The act of projectiles striking steel created beautiful echoes, a physical and metaphorical resistance which filled the air with sweet discordant sound — sound that ultimately dissipated as the noise- making particles spiraled down the tower. The spitting-out of the particles by the harsh machinery was an inevitability. However, the echoes faded only until the next viewer arrived to engage with the piece, or indeed, was brave enough to defy conventional etiquette and engage with museum staff in obtaining the required balls. The process then repeated itself, prompting yet more questions – Is resistance always futile? Does it matter that the ball bearing is never going to break through the steel structure? Is the musical sound, effort and camaraderie of approaching the work as an engaged group of participants, an end in itself?
I also loved 3000 Meters of Woe, which was inspired by Pleasantville, a 1998 American film depicting a town that slowly changes from black and white to colour. The colour in the film was used as a metaphor for self –awareness and individuality, with people in the town being infused with colour as they started to embrace their diversity, and challenge hypocritical social orders imposed upon them by others.
The work is essentially a multi-coloured cloud of 3000m of stainless steel wires, that engulfs you as you enter the museum space. The artist observes that the production of the work made him “so spiritually free that everything material seemed to be as trivial as dust.”
It’s visually arresting, and even without addressing the conceptual aspects, is really quite beautiful. The iridescent colour adds a real point of interest given its unexpectedness – we do not expect large amounts of wire in an industrial – looking space, to be colourful. Nor do we expect it to be pretty. That the installation is capable of being both, is quite something.
There’s an absorbing (if slightly condescending) read about Liu Yiqian in the New Yorker , which is worth a look. Liu may not have dared to find a new lover without his wife’s blessing, but he certainly dared to do many other audacious things, including stripping down to his underwear and posing like a seated Tibetan yogi statute that he had purchased for millions of dollars.

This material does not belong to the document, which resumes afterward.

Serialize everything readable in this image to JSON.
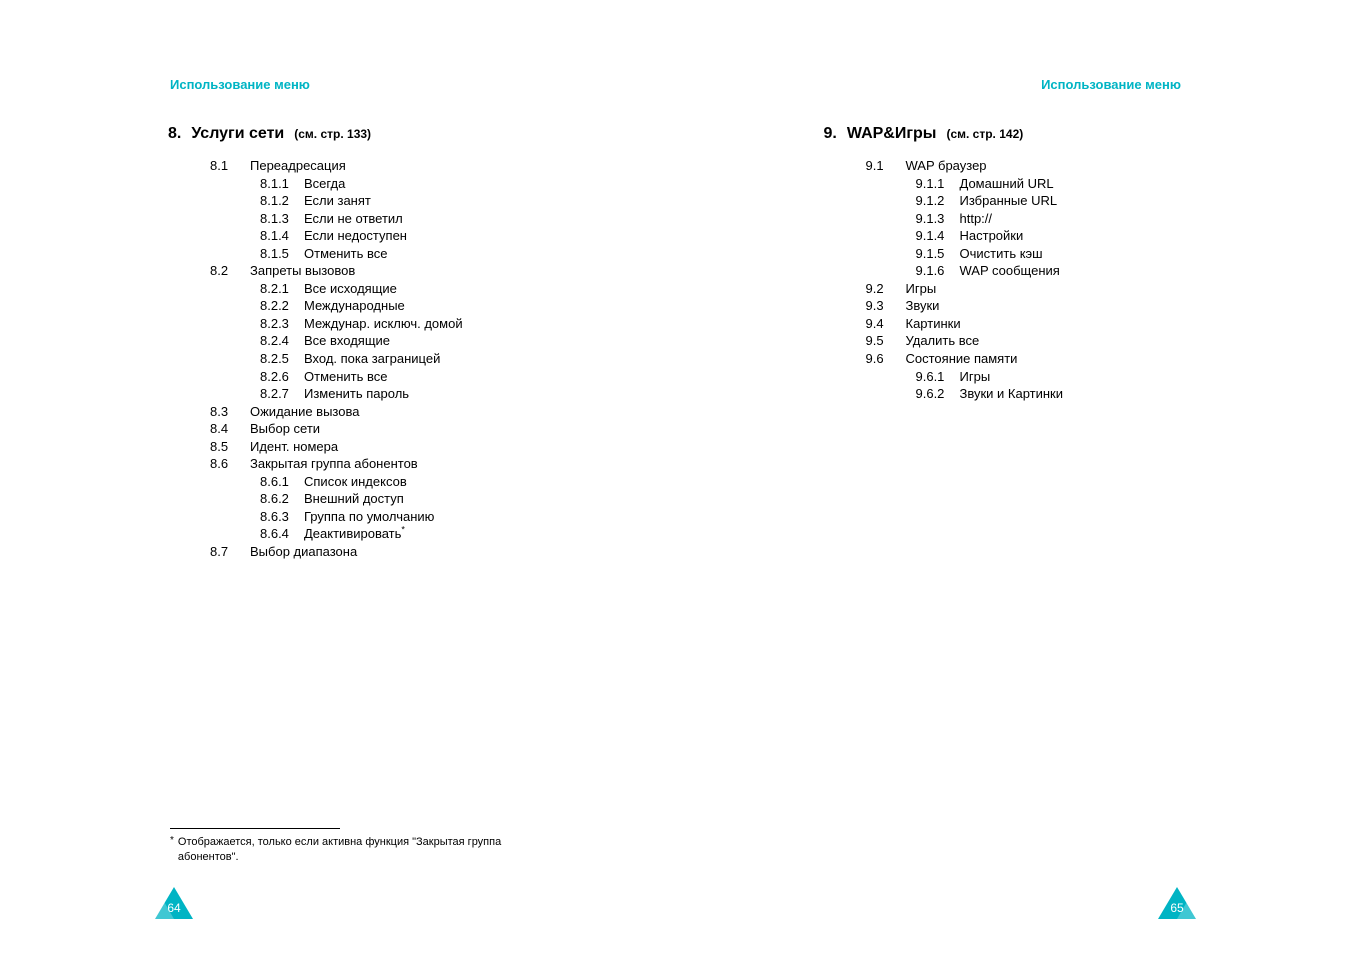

The New Yorker article addresses a number of ideas, but one key notion that seems to run through the piece is the boorishness of present-day Chinese art purchases – the sense that money can buy anything and that artworks are “disrespected” due to a lack of technical knowledge and ability to appreciate artistic value. Indeed, these are all fair points, but I do also think there’s something to be said about the democratization of the art world, where obnoxious billionaire acquisitions ultimately serve larger social goals of providing access to the general population.
Philosophically, one might go so far as to say that parallels may be drawn with Zheng Lu’s exhibition at the Long Museum. The works were massive, brutish and almost vulgarly in-your-face, but they can hardly be dismissed as shallow and one-dimensional, simply because of these qualities. Put another way, Liu may have physically drunk from Emperor Qianlong’s cup, but in so doing has also paved the way for the rest of us to take a metaphorical sip, when the work is eventually exhibited.
Now, is that really such a bad thing?
(Let us know what you think, we’d love to hear).